Over a decade later, Nude Barre has accumulated stable investors. However, acquiring financial support didn’t come without roadblocks, as she approached “a lot of people that didn’t understand the problem that I was solving,” said Carpenter. “They didn’t quite understand the impact and the importance of changing this narrative of beige being the standard of beauty and why that matters.”
Eventually, this problem was solved when Serena Williams, who started off as a customer in 2018, became an investor of Nude Barre in 2019. “It helped get other investors to believe in what we were doing and to validate the business,” said Carpenter.
With the rise of intimates brands like Kim Kardashian-owned Skims, and the push for inclusivity and diversity in the intimates and lingerie space, Carpenter asserts it is a multi-billion-dollar industry. “Growth for the company definitely means more categories,” such as bodysuits, she said. But when looking for more partners, Carpenter ensures that Nude Barre will remain committed to pushing back against investors who may be “excluding certain pieces of the equation” in their focus, in terms of both sizing and skin-tone inclusivity.
Below are additional highlights from the conversation, which have been lightly edited for clarity.
Experiences with colorism in the dance industry
“There are some environments where nude or flesh tone is only tan or beige. Some people end up suffering through wearing that.
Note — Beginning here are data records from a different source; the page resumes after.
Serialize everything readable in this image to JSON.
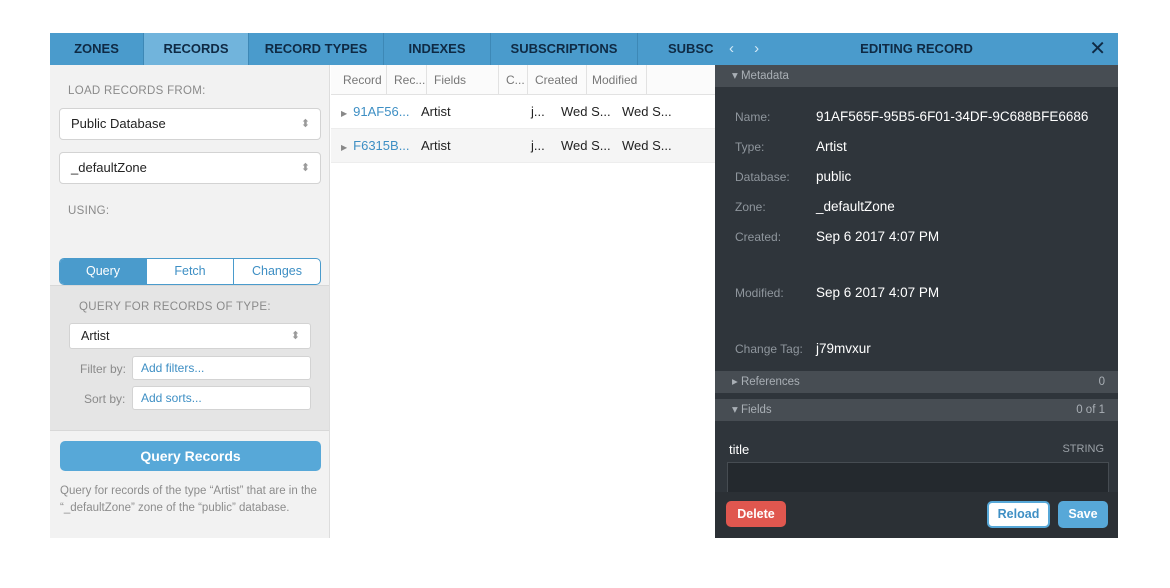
{
  "tabs": [
    {
      "label": "ZONES"
    },
    {
      "label": "RECORDS"
    },
    {
      "label": "RECORD TYPES"
    },
    {
      "label": "INDEXES"
    },
    {
      "label": "SUBSCRIPTIONS"
    },
    {
      "label": "SUBSC"
    }
  ],
  "left": {
    "load_label": "LOAD RECORDS FROM:",
    "database_select": "Public Database",
    "zone_select": "_defaultZone",
    "using_label": "USING:",
    "segments": [
      "Query",
      "Fetch",
      "Changes"
    ],
    "query_type_label": "QUERY FOR RECORDS OF TYPE:",
    "type_select": "Artist",
    "filter_label": "Filter by:",
    "filter_placeholder": "Add filters...",
    "sort_label": "Sort by:",
    "sort_placeholder": "Add sorts...",
    "query_button": "Query Records",
    "help_text": "Query for records of the type “Artist” that are in the “_defaultZone” zone of the “public” database."
  },
  "table": {
    "columns": [
      "Record ...",
      "Rec...",
      "Fields",
      "C...",
      "Created",
      "Modified"
    ],
    "rows": [
      {
        "record": "91AF56...",
        "type": "Artist",
        "fields": "",
        "c": "j...",
        "created": "Wed S...",
        "modified": "Wed S..."
      },
      {
        "record": "F6315B...",
        "type": "Artist",
        "fields": "",
        "c": "j...",
        "created": "Wed S...",
        "modified": "Wed S..."
      }
    ]
  },
  "editor": {
    "title": "EDITING RECORD",
    "close": "✕",
    "nav": "‹ ›",
    "metadata_label": "▾ Metadata",
    "meta": {
      "name_key": "Name:",
      "name_val": "91AF565F-95B5-6F01-34DF-9C688BFE6686",
      "type_key": "Type:",
      "type_val": "Artist",
      "db_key": "Database:",
      "db_val": "public",
      "zone_key": "Zone:",
      "zone_val": "_defaultZone",
      "created_key": "Created:",
      "created_val": "Sep 6 2017 4:07 PM",
      "modified_key": "Modified:",
      "modified_val": "Sep 6 2017 4:07 PM",
      "tag_key": "Change Tag:",
      "tag_val": "j79mvxur"
    },
    "references_label": "▸ References",
    "references_count": "0",
    "fields_label": "▾ Fields",
    "fields_count": "0 of 1",
    "field_name": "title",
    "field_type": "STRING",
    "delete_label": "Delete",
    "reload_label": "Reload",
    "save_label": "Save"
  }
}
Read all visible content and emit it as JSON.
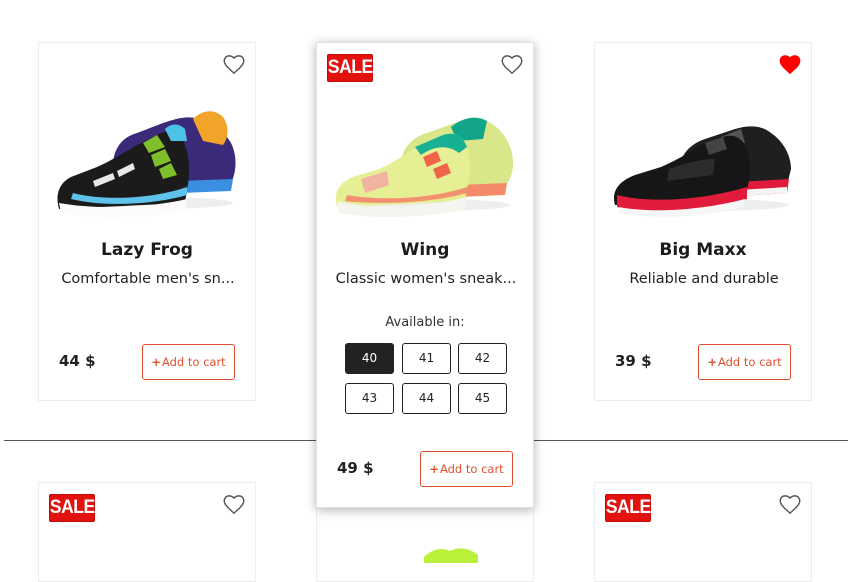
{
  "products": [
    {
      "name": "Lazy Frog",
      "description": "Comfortable men's sn...",
      "price": "44 $",
      "add_to_cart": "Add to cart",
      "favorite": false,
      "sale": false
    },
    {
      "name": "Wing",
      "description": "Classic women's sneak...",
      "price": "49 $",
      "add_to_cart": "Add to cart",
      "favorite": false,
      "sale": true,
      "sale_label": "SALE",
      "available_label": "Available in:",
      "sizes": [
        "40",
        "41",
        "42",
        "43",
        "44",
        "45"
      ],
      "selected_size": "40"
    },
    {
      "name": "Big Maxx",
      "description": "Reliable and durable",
      "price": "39 $",
      "add_to_cart": "Add to cart",
      "favorite": true,
      "sale": false
    }
  ],
  "second_row": [
    {
      "sale": true,
      "sale_label": "SALE",
      "favorite": false
    },
    {
      "sale": false,
      "favorite": false
    },
    {
      "sale": true,
      "sale_label": "SALE",
      "favorite": false
    }
  ],
  "colors": {
    "accent": "#e0502f",
    "sale_badge": "#e3120f",
    "favorite_active": "#ff0000",
    "selected_size_bg": "#222222"
  },
  "icons": {
    "favorite": "heart-icon",
    "cart_plus": "plus-icon"
  }
}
The [most impactful] memory that I have, which is a little traumatic, is that I got into a [dance] program in the D.C. area where I grew up, at the Kennedy Center. [It] was in partnership with the dancers of Harlem. I was 15 or 16 years old at the time, and this program [required] flesh-tone [tights and shoes]. I show up in the tan beige tights that were available and were too light for me, as well as pink ballet shoes, because that was all that was available in the store. When I got to class at the Kennedy Center, I was asked to sit out of class because I was not in uniform because my flesh tone didn’t match my skin. I was extremely embarrassed. I’m a teenage girl, and I’m also the new girl in class. Everyone else is in their skin tone. I asked myself, ‘Where did they find this stuff?’ After class, I asked the teacher, and she explained to me about dyeing my tights and pancaking my shoes, and that that would be the regimen if I want to be a professional dancer.”
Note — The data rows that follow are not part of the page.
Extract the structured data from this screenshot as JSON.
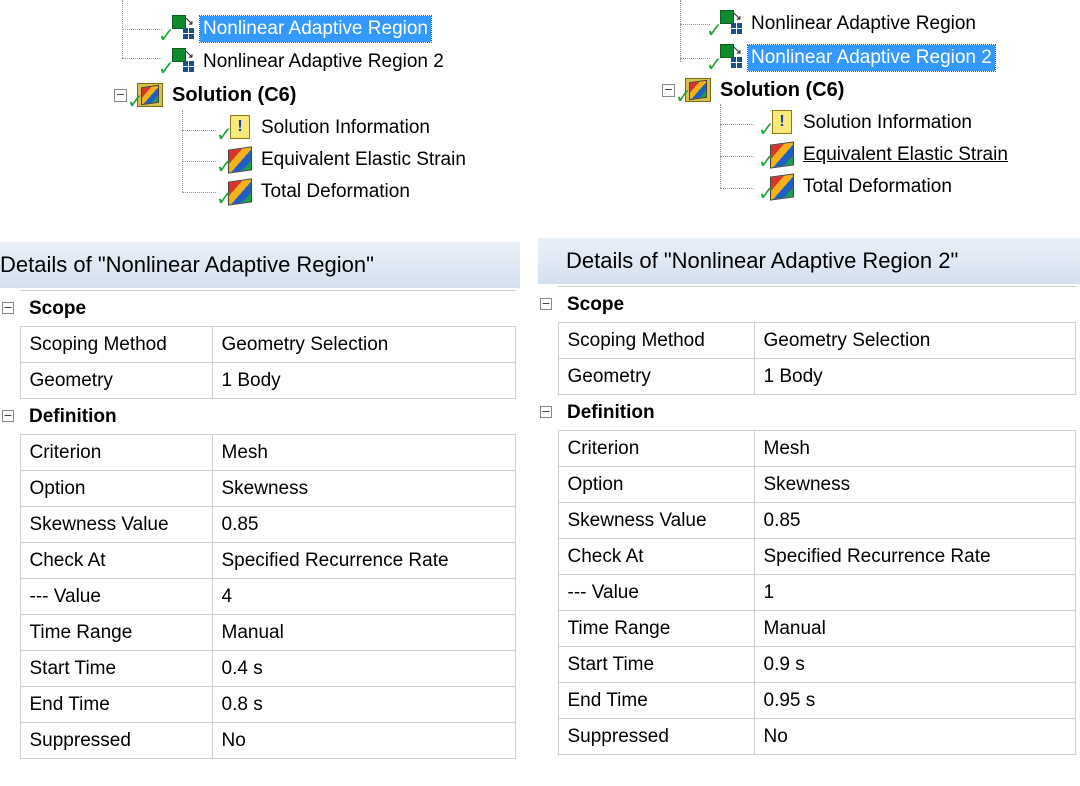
{
  "left": {
    "tree": {
      "nar1": "Nonlinear Adaptive Region",
      "nar2": "Nonlinear Adaptive Region 2",
      "solution": "Solution (C6)",
      "sol_info": "Solution Information",
      "ees": "Equivalent Elastic Strain",
      "total_def": "Total Deformation",
      "selected": "nar1"
    },
    "details": {
      "title": "Details of \"Nonlinear Adaptive Region\"",
      "scope_header": "Scope",
      "rows_scope": [
        {
          "label": "Scoping Method",
          "value": "Geometry Selection"
        },
        {
          "label": "Geometry",
          "value": "1 Body"
        }
      ],
      "definition_header": "Definition",
      "rows_def": [
        {
          "label": "Criterion",
          "value": "Mesh"
        },
        {
          "label": "Option",
          "value": "Skewness"
        },
        {
          "label": "Skewness Value",
          "value": "0.85"
        },
        {
          "label": "Check At",
          "value": "Specified Recurrence Rate"
        },
        {
          "label": "--- Value",
          "value": "4"
        },
        {
          "label": "Time Range",
          "value": "Manual"
        },
        {
          "label": "Start Time",
          "value": "0.4 s"
        },
        {
          "label": "End Time",
          "value": "0.8 s"
        },
        {
          "label": "Suppressed",
          "value": "No"
        }
      ]
    }
  },
  "right": {
    "tree": {
      "nar1": "Nonlinear Adaptive Region",
      "nar2": "Nonlinear Adaptive Region 2",
      "solution": "Solution (C6)",
      "sol_info": "Solution Information",
      "ees": "Equivalent Elastic Strain",
      "total_def": "Total Deformation",
      "selected": "nar2"
    },
    "details": {
      "title": "Details of \"Nonlinear Adaptive Region 2\"",
      "scope_header": "Scope",
      "rows_scope": [
        {
          "label": "Scoping Method",
          "value": "Geometry Selection"
        },
        {
          "label": "Geometry",
          "value": "1 Body"
        }
      ],
      "definition_header": "Definition",
      "rows_def": [
        {
          "label": "Criterion",
          "value": "Mesh"
        },
        {
          "label": "Option",
          "value": "Skewness"
        },
        {
          "label": "Skewness Value",
          "value": "0.85"
        },
        {
          "label": "Check At",
          "value": "Specified Recurrence Rate"
        },
        {
          "label": "--- Value",
          "value": "1"
        },
        {
          "label": "Time Range",
          "value": "Manual"
        },
        {
          "label": "Start Time",
          "value": "0.9 s"
        },
        {
          "label": "End Time",
          "value": "0.95 s"
        },
        {
          "label": "Suppressed",
          "value": "No"
        }
      ]
    }
  },
  "icons": {
    "nar": "nonlinear-adaptive-region-icon",
    "solution": "solution-icon",
    "info": "solution-information-icon",
    "result": "result-icon",
    "check": "check-icon"
  },
  "colors": {
    "selection": "#3399ff",
    "check": "#22a33a",
    "title_bg": "#dde6f2"
  }
}
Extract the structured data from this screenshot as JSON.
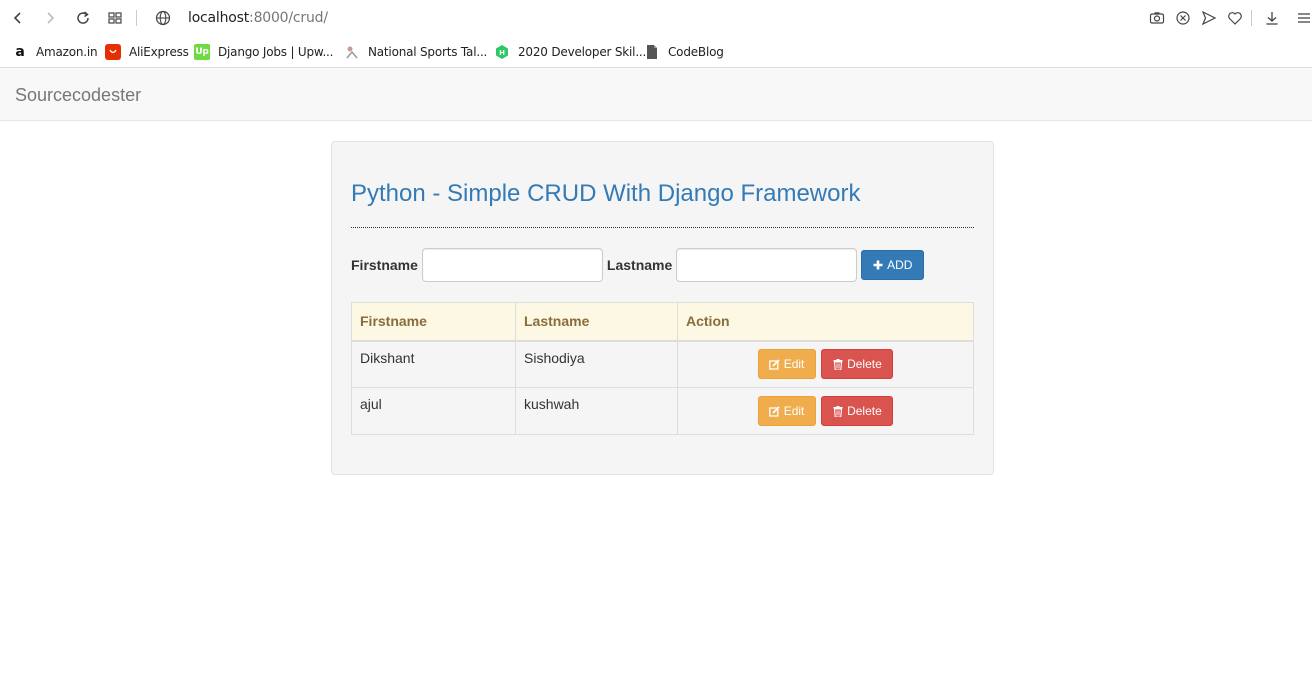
{
  "browser": {
    "url_host": "localhost",
    "url_rest": ":8000/crud/",
    "bookmarks": [
      {
        "label": "Amazon.in",
        "icon": "amazon-icon"
      },
      {
        "label": "AliExpress",
        "icon": "aliexpress-icon"
      },
      {
        "label": "Django Jobs | Upw...",
        "icon": "upwork-icon"
      },
      {
        "label": "National Sports Tal...",
        "icon": "sports-icon"
      },
      {
        "label": "2020 Developer Skil...",
        "icon": "hackerrank-icon"
      },
      {
        "label": "CodeBlog",
        "icon": "document-icon"
      }
    ]
  },
  "navbar": {
    "brand": "Sourcecodester"
  },
  "main": {
    "title": "Python - Simple CRUD With Django Framework",
    "form": {
      "firstname_label": "Firstname",
      "lastname_label": "Lastname",
      "add_label": "ADD",
      "firstname_value": "",
      "lastname_value": ""
    },
    "table": {
      "headers": [
        "Firstname",
        "Lastname",
        "Action"
      ],
      "rows": [
        {
          "firstname": "Dikshant",
          "lastname": "Sishodiya"
        },
        {
          "firstname": "ajul",
          "lastname": "kushwah"
        }
      ],
      "edit_label": "Edit",
      "delete_label": "Delete"
    }
  },
  "colors": {
    "primary": "#337ab7",
    "warning": "#f0ad4e",
    "danger": "#d9534f",
    "table_header_bg": "#fcf8e3"
  }
}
The challenges and opportunities during the pandemic
“One thing that happened about a year ago was Blackout Tuesday, which happened in light of Black Lives Matter, and [it was] amazing for our business. We had so many influencers — like big ones that have millions of followers, who we could never afford to work with — who started tagging us and mentioning us as a brand to support. Our revenue increased so much from that boost. And if there wasn’t a product that they wanted to buy at the time, or what they wanted wasn’t in stock, they would buy a gift card or find other ways to support us, which helped us to get that next batch of inventory that we needed. Another thing that we have seen that has been exciting for us is that we’re able to get new people to discover our brand. They’re saying, ‘Well, the pandemic is going to end at some point. And eventually, I’ll be wearing my tights out there.’ We did see a tiny dip [in sales] a the very beginning [of the pandemic], and then they started going back up. We’ve been growing ever since.”
Aspirations for physical retail
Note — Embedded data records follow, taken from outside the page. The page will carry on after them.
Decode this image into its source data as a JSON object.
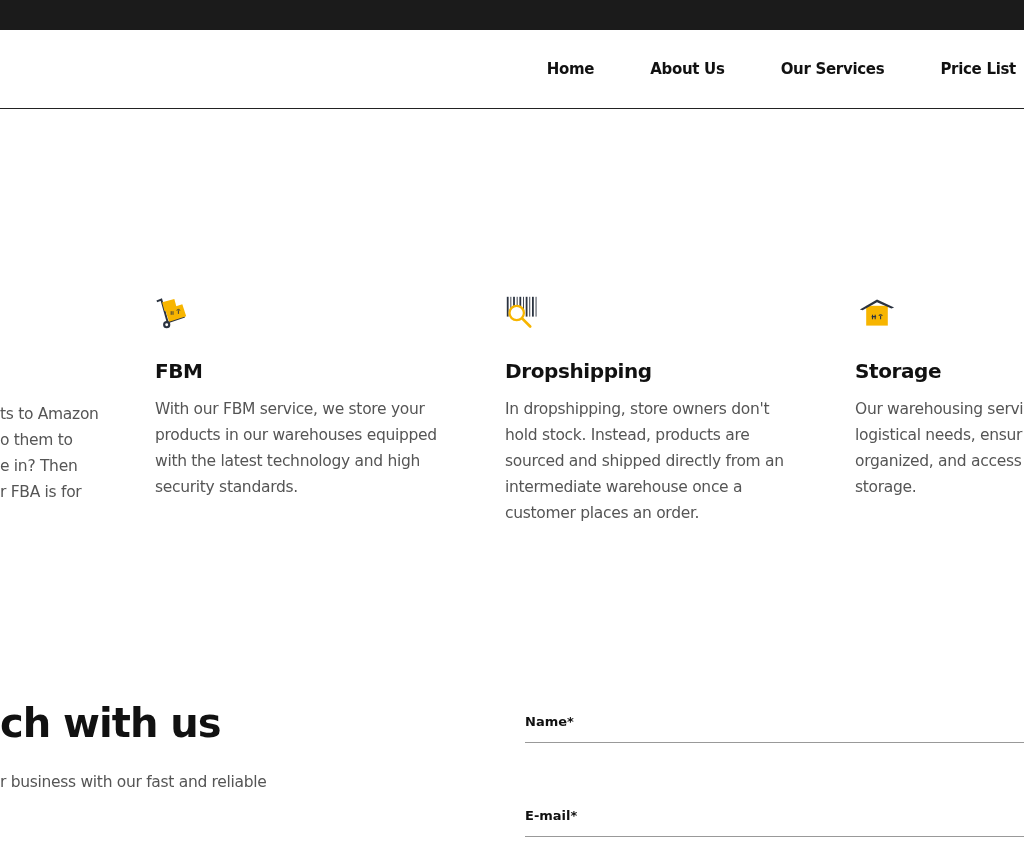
{
  "nav": {
    "items": [
      {
        "label": "Home"
      },
      {
        "label": "About Us"
      },
      {
        "label": "Our Services"
      },
      {
        "label": "Price List"
      }
    ]
  },
  "services": [
    {
      "lines": [
        "ts to Amazon",
        "o them to",
        "e in? Then",
        "r FBA is for"
      ]
    },
    {
      "title": "FBM",
      "text": "With our FBM service, we store your products in our warehouses equipped with the latest technology and high security standards."
    },
    {
      "title": "Dropshipping",
      "text": "In dropshipping, store owners don't hold stock. Instead, products are sourced and shipped directly from an intermediate warehouse once a customer places an order."
    },
    {
      "title": "Storage",
      "lines": [
        "Our warehousing servi",
        "logistical needs, ensur",
        "organized, and access",
        "storage."
      ]
    }
  ],
  "contact": {
    "title": "ch with us",
    "text": "r business with our fast and reliable",
    "fields": [
      {
        "label": "Name*"
      },
      {
        "label": "E-mail*"
      }
    ]
  }
}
“My original idea of Nude Barre was that it was going to be a ‘Nude Bar,’ where I would be this mixologist — that [goes back to] my origin story of dyeing my tights. You would come to this place and get your shade… I’ve always wanted to offer this in-person experience with the brand, at some point. It’s hard to say right now if we will eventually have our own standalone retail locations, but we want to do a lot more in-real-life, in-person events, once it’s safe enough to do. That way, people can have those experiences that I originally dreamed up in my head years ago.”